Data about app and page elements:
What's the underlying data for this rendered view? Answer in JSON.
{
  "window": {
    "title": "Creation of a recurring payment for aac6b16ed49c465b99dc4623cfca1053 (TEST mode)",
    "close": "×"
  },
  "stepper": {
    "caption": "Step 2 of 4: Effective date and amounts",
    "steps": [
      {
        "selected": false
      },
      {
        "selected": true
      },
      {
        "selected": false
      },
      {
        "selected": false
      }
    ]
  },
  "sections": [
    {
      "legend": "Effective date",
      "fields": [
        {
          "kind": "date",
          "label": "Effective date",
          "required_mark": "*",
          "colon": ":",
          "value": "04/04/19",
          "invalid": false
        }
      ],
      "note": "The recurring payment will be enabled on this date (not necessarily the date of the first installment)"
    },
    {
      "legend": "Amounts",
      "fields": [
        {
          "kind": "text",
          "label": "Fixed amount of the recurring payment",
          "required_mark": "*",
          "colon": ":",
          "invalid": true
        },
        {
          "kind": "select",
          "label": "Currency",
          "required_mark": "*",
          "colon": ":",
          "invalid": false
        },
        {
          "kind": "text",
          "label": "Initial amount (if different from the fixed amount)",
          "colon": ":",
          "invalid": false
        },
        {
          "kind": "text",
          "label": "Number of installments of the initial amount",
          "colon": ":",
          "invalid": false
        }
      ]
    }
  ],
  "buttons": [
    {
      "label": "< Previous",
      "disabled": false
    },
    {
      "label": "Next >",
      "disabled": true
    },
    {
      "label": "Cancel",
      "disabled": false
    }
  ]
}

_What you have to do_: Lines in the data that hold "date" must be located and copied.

_Answer section_:
    "caption": "Step 2 of 4: Effective date and amounts",
      "legend": "Effective date",
          "kind": "date",
          "label": "Effective date",
      "note": "The recurring payment will be enabled on this date (not necessarily the date of the first installment)"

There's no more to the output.